For seven years, I watched amazing people go through The Chamber’s Leadership program, and come out even more amazing on the other side, before I asked to be a part of it. I’ve see how many of the strongest leaders in our area have Chamber Leadership on the long list of accomplishments on their resumes. I’ve watched as they’ve done amazing things in our community. I’ve witnessed the incredible bond they share by the time they celebrate their success at a graduation ceremony.
After spending the last two days kicking off our program year with my classmates, I’m a bit giddy to be a part of it.
We played. Oh boy did we play. I’m 35 years old. My play consists of being Woody to my toddler’s Buzz Lightyear and the occasional live music concert downtown. For two days I have been making new friends and playing. We’ve played two truths and a lie (classic sleepover staple), completed a manic treasure hunt, formed circles and human chains, played with hula hoops and tennis balls, and ran obstacle courses. We’ve been up, out of our chairs and physical and it’s been a blast.
Leadership is a journey and none of us has arrived yet.
As the mom of two very little people, it’s been years since any of the attention I encounter has been about me. I’ve talked more about myself in two days than I have in the last 10 years. I anticipated the privilege of meeting and getting to know 34 new people and loved every minute of it. What I didn’t expect was how much I’d be encouraged to talk about myself. After two days of sharing my highest goals, my biggest fears and my favorite things about my life, I am feeling pretty good. It’s fun to share; fun to find common ground with others; fun to really be yourself.

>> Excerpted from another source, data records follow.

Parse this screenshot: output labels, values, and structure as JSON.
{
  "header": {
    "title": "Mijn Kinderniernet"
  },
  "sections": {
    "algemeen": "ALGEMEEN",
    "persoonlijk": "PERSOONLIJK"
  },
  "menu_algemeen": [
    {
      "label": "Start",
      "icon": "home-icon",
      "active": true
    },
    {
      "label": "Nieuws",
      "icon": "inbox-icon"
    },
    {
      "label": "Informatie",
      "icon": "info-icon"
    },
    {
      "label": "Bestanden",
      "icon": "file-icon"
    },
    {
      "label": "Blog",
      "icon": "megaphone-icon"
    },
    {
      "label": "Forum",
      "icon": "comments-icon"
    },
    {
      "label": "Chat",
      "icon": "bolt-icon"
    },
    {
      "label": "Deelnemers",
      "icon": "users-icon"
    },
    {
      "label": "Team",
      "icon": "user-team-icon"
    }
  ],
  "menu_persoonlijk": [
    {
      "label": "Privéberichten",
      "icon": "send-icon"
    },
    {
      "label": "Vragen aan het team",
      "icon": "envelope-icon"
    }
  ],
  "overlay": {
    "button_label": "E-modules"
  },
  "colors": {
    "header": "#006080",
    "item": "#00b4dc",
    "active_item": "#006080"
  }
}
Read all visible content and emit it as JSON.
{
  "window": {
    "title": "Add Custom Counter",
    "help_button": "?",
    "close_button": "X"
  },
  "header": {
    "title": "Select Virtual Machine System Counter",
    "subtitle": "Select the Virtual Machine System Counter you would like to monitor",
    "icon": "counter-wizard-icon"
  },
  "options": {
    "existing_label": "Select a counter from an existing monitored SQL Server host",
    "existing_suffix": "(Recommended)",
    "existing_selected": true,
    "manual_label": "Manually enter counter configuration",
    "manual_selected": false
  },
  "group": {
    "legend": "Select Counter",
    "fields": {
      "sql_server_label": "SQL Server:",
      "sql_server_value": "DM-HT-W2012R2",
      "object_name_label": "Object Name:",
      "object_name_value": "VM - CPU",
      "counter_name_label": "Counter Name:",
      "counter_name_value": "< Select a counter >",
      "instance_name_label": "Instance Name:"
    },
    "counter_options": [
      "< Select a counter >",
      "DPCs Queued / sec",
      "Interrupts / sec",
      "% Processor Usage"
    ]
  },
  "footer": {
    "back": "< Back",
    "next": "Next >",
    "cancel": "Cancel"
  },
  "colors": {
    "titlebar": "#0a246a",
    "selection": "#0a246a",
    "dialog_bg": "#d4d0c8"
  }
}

I’ve witnessed the epitome of servant leadership and what it can mean to my community. As I watched Ron Offutt receive first The Chamber’s Legacy Leader Award, then the Teddy Roosevelt Rough Rider Award, I was awestruck by how one man has touched and made a difference to so many. I listened to a laundry list longer than Santa’s gift list of Chamber accomplishments and heard how it was all accomplished by engaged volunteers. I learned that through the course of my time in the Leadership program, I’ll have countless opportunities to serve and give back to my community.
“History will remember what we, with The Chamber’s driving force, have done to advance and improve the Fargo Moorhead West Fargo community.” – Ron Offutt
I’ve seen the impact of The Chamber. Participating in The Chamber’s Annual Meeting as a guest instead of a staff member opened my eyes to its strength. Everyone from my table mates to Mr. Offutt, to Governor Dalrymple shared feelings of connectedness to something big, important, positive and growing. And isn’t that what it’s all about? Joining our best forces to make this region an even better place for us all to be?
“The Chamber has got a great thing going and people aroung the great state of North Dakota are beginning to figure that out.” – North Dakota Governor Jack Dalrymple
Oh and I learned about leadership, too. The concepts were familiar from years of sitting through presentations. But putting them to the test through physically and emotionally challenging myself and those around me has been another story. I haven’t felt this ‘in it together’ since… I don’t remember when. I forgot how exhilarating it feels.
One last takeaway: by discovering how amazing it feels to hear people cheering my name in encouragement, I’ve discovered I need to cheer yours.
So here’s to new friends, new challenges and new perspectives. It’s going to be a great year!